- **To do**
Read through the lines below and copy the ones holding the string "Strong".

- **Extracted material**
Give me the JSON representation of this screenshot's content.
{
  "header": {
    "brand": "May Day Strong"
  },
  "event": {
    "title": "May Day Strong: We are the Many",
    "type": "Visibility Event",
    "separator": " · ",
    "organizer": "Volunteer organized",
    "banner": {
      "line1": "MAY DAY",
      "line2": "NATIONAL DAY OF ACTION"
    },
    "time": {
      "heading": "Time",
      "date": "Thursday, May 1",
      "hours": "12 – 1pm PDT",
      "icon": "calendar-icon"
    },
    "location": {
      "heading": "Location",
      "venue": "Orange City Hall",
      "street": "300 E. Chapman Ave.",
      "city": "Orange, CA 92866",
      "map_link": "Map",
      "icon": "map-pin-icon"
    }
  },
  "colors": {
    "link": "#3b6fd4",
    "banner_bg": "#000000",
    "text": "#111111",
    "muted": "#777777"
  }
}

- **Response to the task**
    "brand": "May Day Strong"
    "title": "May Day Strong: We are the Many",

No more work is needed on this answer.